And here's my biggest problem with the film - it's redundant. We've already seen the Spider-Man origin story told before, and unlike other reboots (ie. Batman Begins compared to the original Tim Burton Batman), The Amazing Spider-Man just doesn't have enough new ideas to make it all that special. But as much as I'm tempted to damn it as a flaccid, soulless, commercially-driven cash-in (and it kind of is, a little bit, I can't deny that), there are elements that really work with this movie. But the tone lacks the flair and style and grandiose epicness that Sam Raimi brought his movies, the sense of bigness and more meaty themes. To be completely honest, I think the perfect Spider-Man movie for me would have elements of both films put together, with the leads, mechanical webshooters, attitude, and high-intensity combat of The Amazing Spider-Man with the supporting cast, script, and great tone and direction of Raimi's Spider-Man

So to answer my initial question, The Amazing Spider-Man isn't quite as good as Spider-Man by Sam Raimi, but there is promise here. I have to admit, I'm a little angered that Sam Raimi won't have the chance to do the Lizard if they ever call him back, and I can't help but think that Marvel would have done a better job with this film than Sony. And speaking of which, I cannot in good conscience say that this movie is remotely close being as good as The Avengers, a film that had a far better script, better effects, better action, and an appropriately epic tone. I can't even say that this movie is as good as X-Men:  First Class, a film made under the same rushed schedule and tighter budget, yet somehow managed to have more flavour, energy, emotion, and (once again) a better, smarter script. 

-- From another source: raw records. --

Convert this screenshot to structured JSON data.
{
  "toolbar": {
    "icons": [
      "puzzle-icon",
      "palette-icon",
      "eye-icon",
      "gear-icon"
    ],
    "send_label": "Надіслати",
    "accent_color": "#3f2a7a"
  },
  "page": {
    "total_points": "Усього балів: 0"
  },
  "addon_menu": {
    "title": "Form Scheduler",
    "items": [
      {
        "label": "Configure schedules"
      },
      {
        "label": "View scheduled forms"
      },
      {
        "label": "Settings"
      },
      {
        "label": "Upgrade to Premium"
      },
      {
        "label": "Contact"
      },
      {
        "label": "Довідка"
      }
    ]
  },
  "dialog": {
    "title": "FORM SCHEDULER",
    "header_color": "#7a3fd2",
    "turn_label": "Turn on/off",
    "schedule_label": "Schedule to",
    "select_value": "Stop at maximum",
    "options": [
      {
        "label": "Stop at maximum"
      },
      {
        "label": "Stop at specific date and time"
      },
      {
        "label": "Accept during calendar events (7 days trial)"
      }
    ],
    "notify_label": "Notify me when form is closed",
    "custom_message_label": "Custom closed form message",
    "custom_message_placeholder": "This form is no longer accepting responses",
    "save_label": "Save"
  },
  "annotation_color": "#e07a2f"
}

But as it is, The Amazing Spider-Man is okay. Not great, not terrible, but solid enough to keep me entertained. It's got some funny bits, some sadder bits, and some genuinely impressive bits. That being said, I think Sam Raimi, if given the same tools, could have done it a bit better. But if they do make a sequel (and they will, since this film is making money), I'm actually interested, namely because they won't have the cheat-sheet of Raimi's first Spider-Man movie, and they'll probably have to come up with some new ideas. And besides, like any comic book fan, I want to see the death of Gwen Stacy done right on film. 

So yeah, if you've got nothing to do on a weekday night, I can at least say you'd be entertained by The Amazing Spider-Man. As a remake/reboot, it's not great, but speaking as a fan of Highlander and Total Recall and following the buzz there, I feel confident in saying it could be a hell of a lot worse.


  1. Agree with dhulli. Change the font. Try decreasing the size to see if it looks well. Otherwise, you can take a look at


  2. Reading this literally a year after the fact, I am with you on most points about this film. I felt like the script was woefully underwritten and/or under-realized, which is a shame because the cast is terrific and the basic idea of a more modern, edgy Spider-Man did hold promise.

    The snoutlessness of the Lizard annoyed the heck out of me, but the biggest problem with the character was that he seemed very blatantly derivative of Sam Raimi's Green Goblin and Doctor Octopus, but not as threatening and iconic as the former or as well-written and interesting as the latter. TASM is nowhere near as good a film as Raimi's first two, and I did not like it as much as Spider-Man 3, either. But there is some potential moving forward.